Posts in this series:

  1. http://www.gadsby.com.au/wpg-thots/theology/the-cross-and-evangelism/
  2. http://www.gadsby.com.au/wpg-thots/theology/what-is-the-gospel/
  3. http://www.gadsby.com.au/wpg-thots/theology/the-word-of-the-cross/
  4. http://www.gadsby.com.au/wpg-thots/theology/we-preach-christ-crucified/

    A crucified Christ is a dead Christ, isn’t he? Is that what Paul and the other Apostles preached – a dead Christ, who died for our sins? Certainly not! Ponder Paul’s words in 1Cor.15:12-19.  Here’s v.17: “And if Christ has not been raised, your faith is futile; you are still in your sins.”

Why “futile”? Because faith is personal trust, and we place our trust in a living Person, not a dead Christ, or a mere proposition.

As we have seen, the cutting edge of their gospel message was the declaration that Jesus is Lord, with the command, “Repent therefore, and put your trust in him.” Why then does Paul, in 1Cor.1:23 and 2:2 affirm that he preached “Christ crucified“? Why does he challenge the Galatians (3:1-2),

You foolish Galatians! Who has bewitched you? Before your very eyes Jesus Christ was clearly portrayed as crucified.

While ‘a little learning is a dangerous thing’ (A. Pope – see here), a little knowledge of Greek can help us here.

With NT Greek verbs, there are various ‘tenses’ or ‘kinds of action.’ For example, the ‘present tense’ in Greek denotes actions that are in progress, or are repeated. The ‘aorist tense’ refers to actions that took place at a point of time, or which are considered as completed.

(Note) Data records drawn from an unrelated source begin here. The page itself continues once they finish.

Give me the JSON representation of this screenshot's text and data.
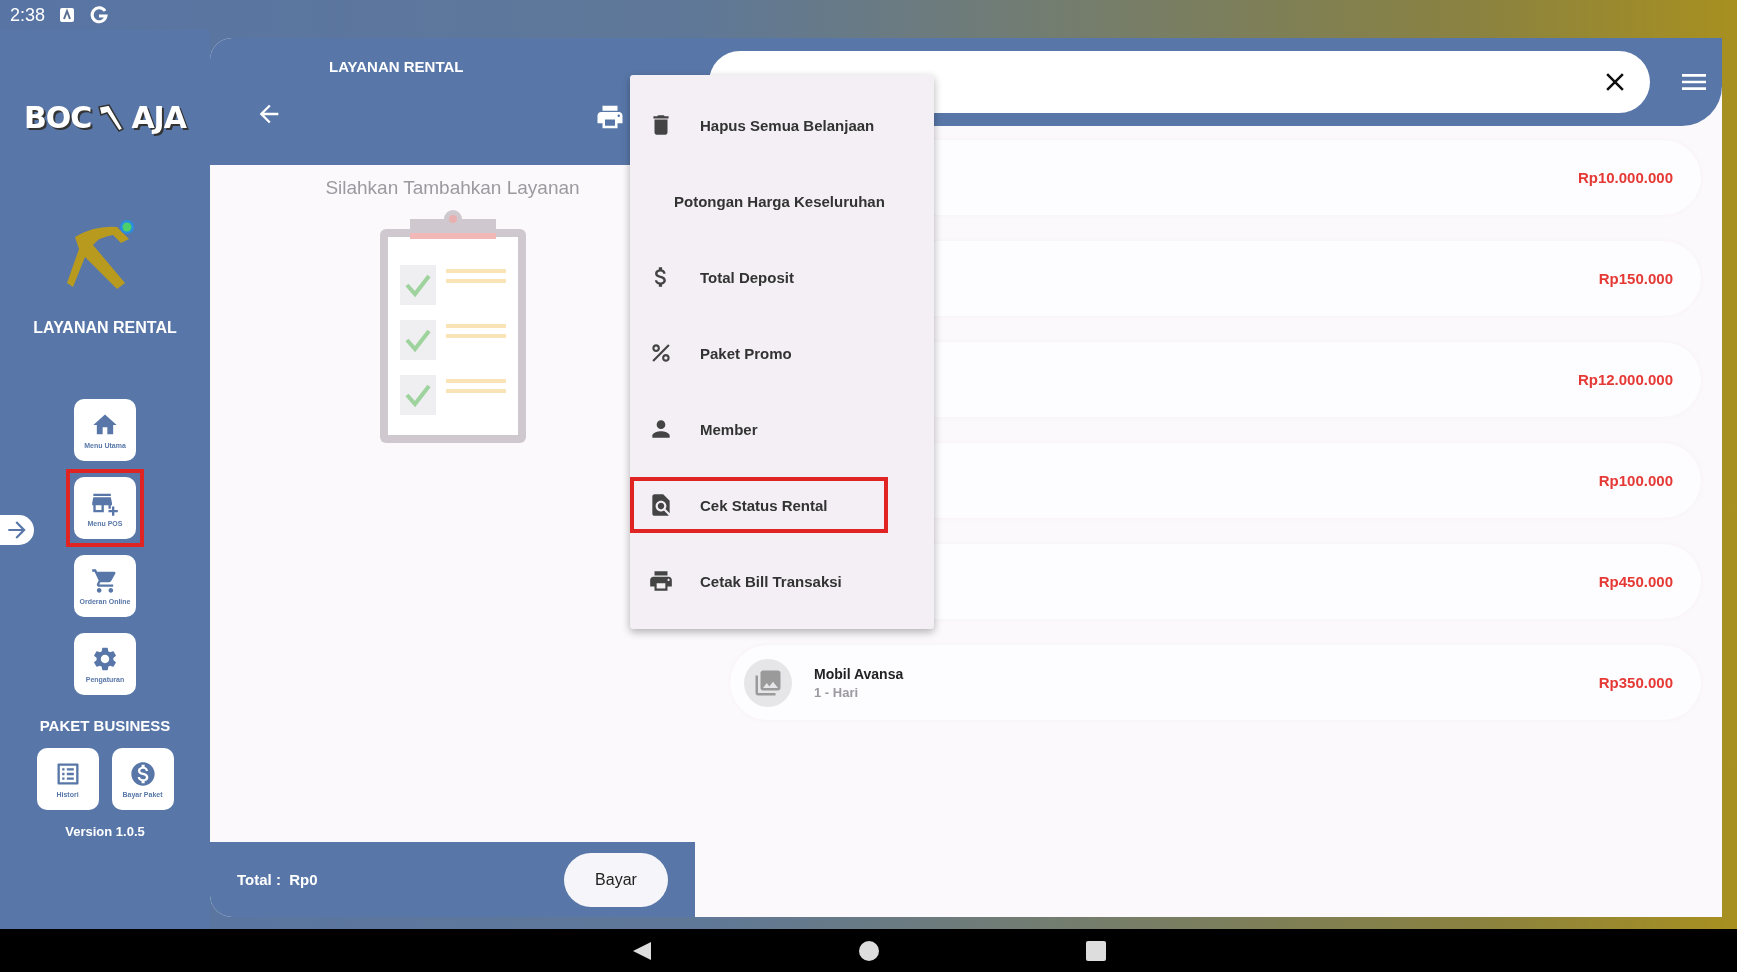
{
  "status_bar": {
    "time": "2:38"
  },
  "sidebar": {
    "logo": {
      "left": "BOC",
      "right": "AJA"
    },
    "title": "LAYANAN RENTAL",
    "nav": [
      {
        "label": "Menu Utama",
        "selected": false
      },
      {
        "label": "Menu POS",
        "selected": true
      },
      {
        "label": "Orderan Online",
        "selected": false
      },
      {
        "label": "Pengaturan",
        "selected": false
      }
    ],
    "section_title": "PAKET BUSINESS",
    "package_buttons": [
      {
        "label": "Histori"
      },
      {
        "label": "Bayar Paket"
      }
    ],
    "version": "Version 1.0.5"
  },
  "cart": {
    "title": "LAYANAN RENTAL",
    "empty_message": "Silahkan Tambahkan Layanan",
    "total_label": "Total :",
    "total_value": "Rp0",
    "pay_button": "Bayar"
  },
  "products": [
    {
      "price": "Rp10.000.000"
    },
    {
      "price": "Rp150.000"
    },
    {
      "price": "Rp12.000.000"
    },
    {
      "price": "Rp100.000"
    },
    {
      "price": "Rp450.000"
    },
    {
      "name": "Mobil Avansa",
      "duration": "1 - Hari",
      "price": "Rp350.000"
    }
  ],
  "menu": [
    {
      "label": "Hapus Semua Belanjaan",
      "highlighted": false
    },
    {
      "label": "Potongan Harga Keseluruhan",
      "highlighted": false
    },
    {
      "label": "Total Deposit",
      "highlighted": false
    },
    {
      "label": "Paket Promo",
      "highlighted": false
    },
    {
      "label": "Member",
      "highlighted": false
    },
    {
      "label": "Cek Status Rental",
      "highlighted": true
    },
    {
      "label": "Cetak Bill Transaksi",
      "highlighted": false
    }
  ]
}
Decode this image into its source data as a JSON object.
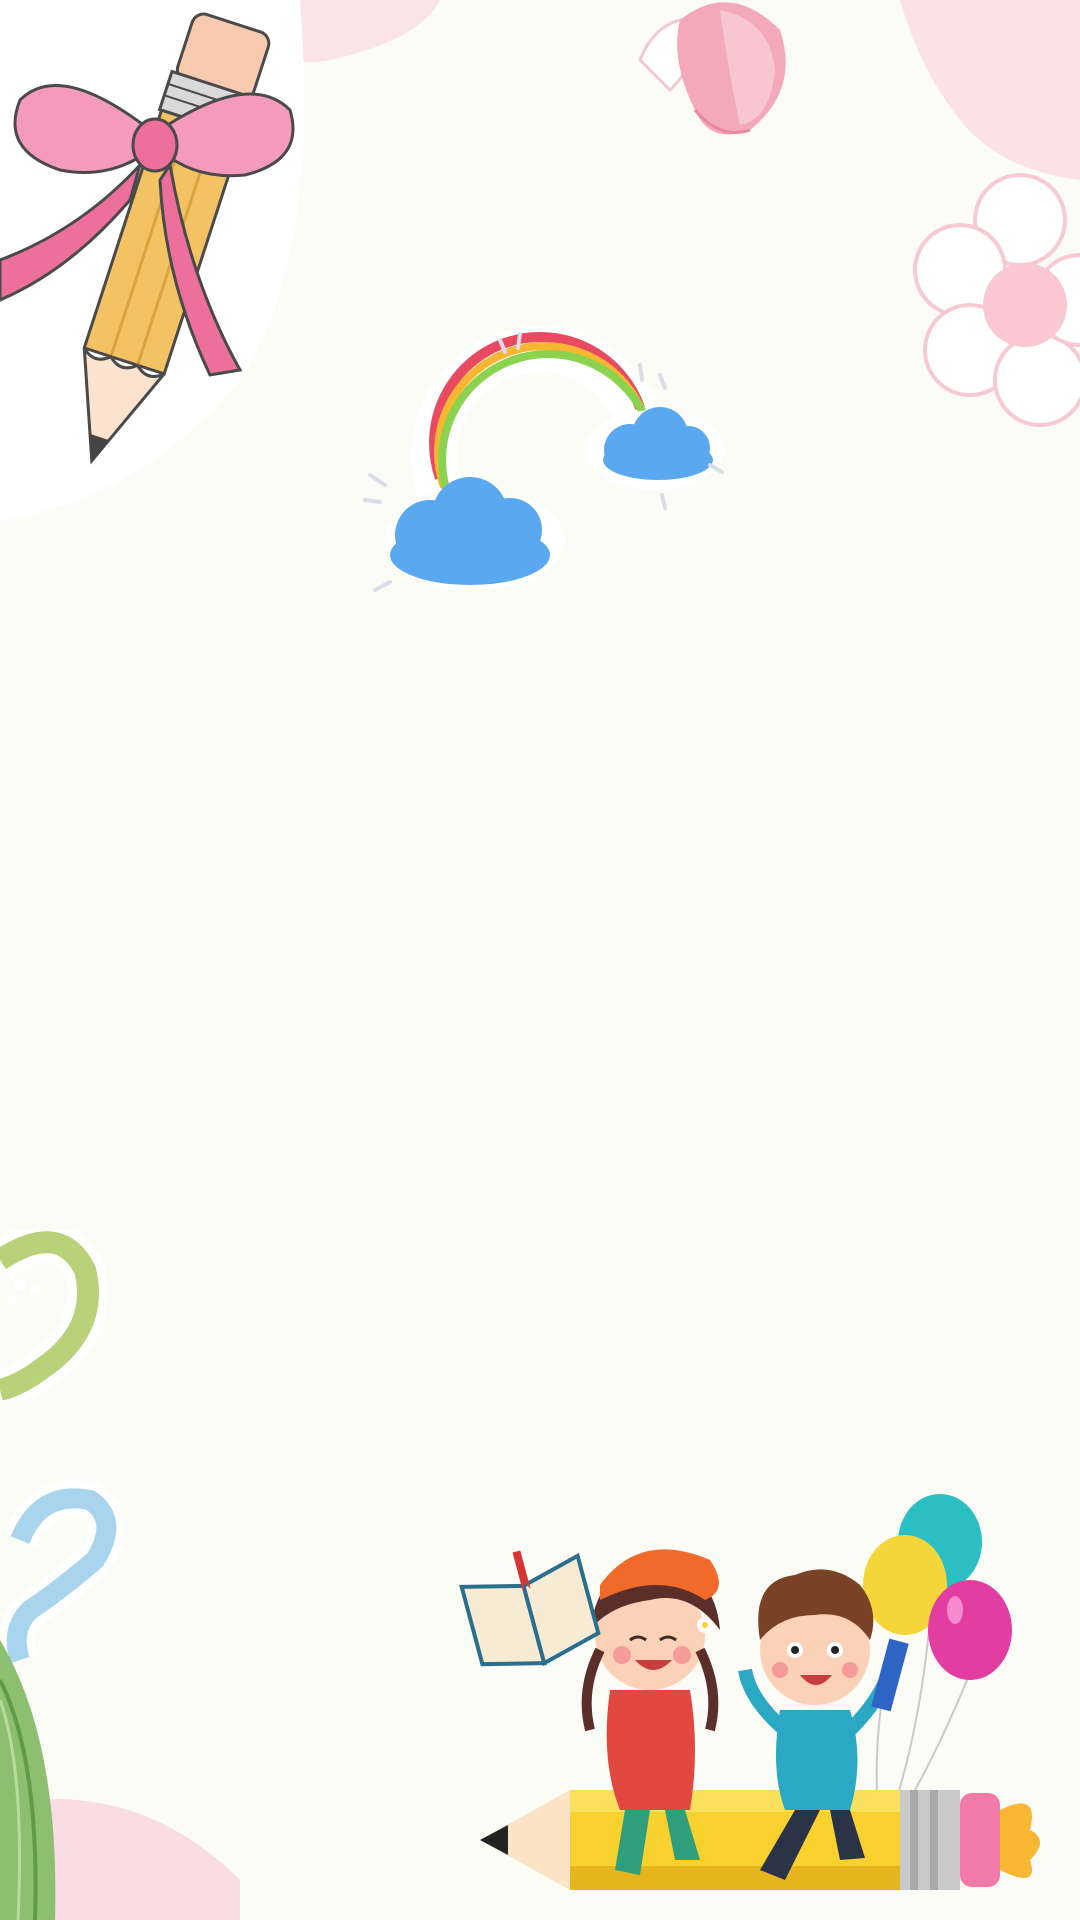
{
  "background": {
    "color": "#fcfcf6"
  },
  "decorations": [
    {
      "name": "pink-blob-icon",
      "color": "#fadde4"
    },
    {
      "name": "tulip-flower-icon",
      "color": "#f4a9b8"
    },
    {
      "name": "pencil-with-bow-icon",
      "color": "#f0c45a"
    },
    {
      "name": "pink-flower-icon",
      "color": "#f7c9d2"
    },
    {
      "name": "rainbow-clouds-icon",
      "color": "#5aa9f0"
    },
    {
      "name": "green-swirl-icon",
      "color": "#a8c86a"
    },
    {
      "name": "blue-swirl-icon",
      "color": "#a8d4ee"
    },
    {
      "name": "green-leaf-icon",
      "color": "#8cc070"
    },
    {
      "name": "kids-on-pencil-icon",
      "color": "#f5d23a"
    },
    {
      "name": "balloons-icon",
      "color": "#e23da0"
    }
  ]
}
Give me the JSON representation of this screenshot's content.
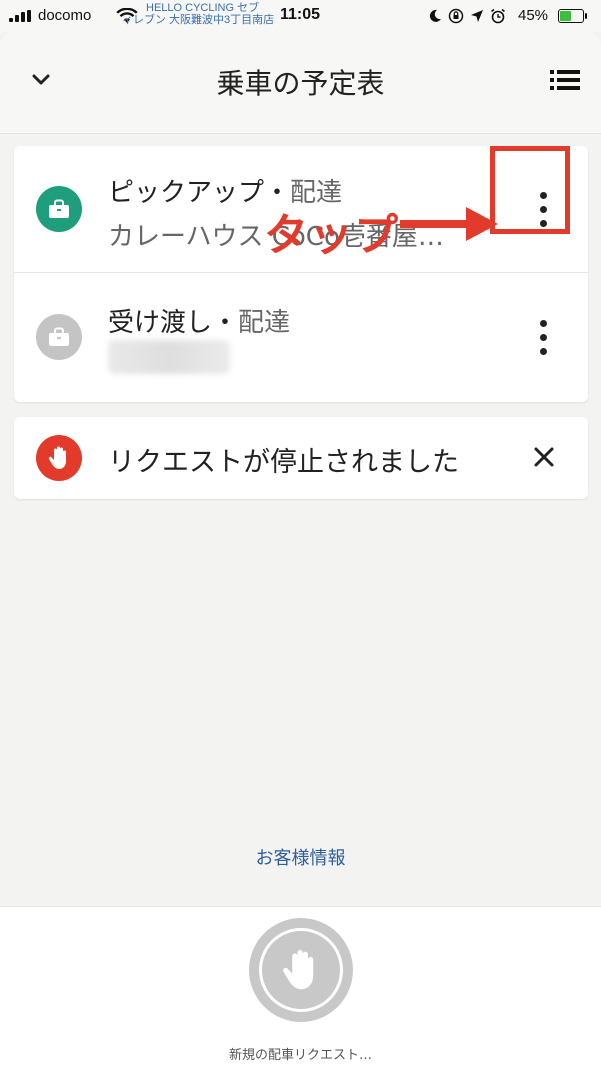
{
  "status_bar": {
    "carrier": "docomo",
    "promo_line1": "HELLO CYCLING セブ",
    "promo_line2": "ィレブン 大阪難波中3丁目南店",
    "time": "11:05",
    "battery_percent": "45%",
    "battery_level": 0.45,
    "icons": [
      "moon-icon",
      "orientation-lock-icon",
      "location-arrow-icon",
      "alarm-icon",
      "battery-charging-icon"
    ]
  },
  "header": {
    "title": "乗車の予定表",
    "left_icon": "chevron-down-icon",
    "right_icon": "list-icon"
  },
  "stops": [
    {
      "title": "ピックアップ・",
      "title_sub": "配達",
      "subtitle": "カレーハウス CoCo壱番屋…",
      "icon": "bag-icon",
      "icon_color": "#1f9e7e"
    },
    {
      "title": "受け渡し・",
      "title_sub": "配達",
      "subtitle": "",
      "icon": "bag-icon",
      "icon_color": "#c4c4c4"
    }
  ],
  "annotation": {
    "label": "タップ",
    "color": "#e23a2b"
  },
  "request_banner": {
    "text": "リクエストが停止されました",
    "icon": "hand-stop-icon",
    "icon_color": "#e23a2b",
    "close_icon": "close-icon"
  },
  "customer_info_link": "お客様情報",
  "bottom": {
    "button_icon": "hand-icon",
    "label": "新規の配車リクエスト…"
  }
}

In 1Cor.1:23, 2:2, and in Gal.3:2, the verb ‘crucified’ is the ‘perfect tense.’ What kinds of action does this ‘tense’ describe? According to one  Greek grammar book (Blass-DeBrunner-Funk, §318(4)), the perfect denotes “a condition or state as the result of a past action.” Another writer (Stanley E. Porter) says that the perfect depicts “the action as reflecting a given (often complex) state of affairs.”

What does this mean for our interpretation of the verb “crucified,” which is in the ‘perfect tense’? We might put it, very awkwardly (!) like this: “Christ crucified” means “Christ, who is now in the state or condition of having been crucified in the past” (Phew!).

Why doesn’t Paul use a simple ‘past tense’ (ie. aorist)? Because he wishes to emphasise the ongoing reality of Christ’s death for us, and its role as a model for our discipleship. The gospel message is that Jesus Christ is Lord right now – he is alive from the dead, and reigning over all for his church!

Preaching ‘Christ-crucified’ does NOT mean preaching the cross, or the atonement, as the heart of the gospel. It means preaching the Risen Christ and the call to faith in him, and to a life of self-denying discipleship together as his people.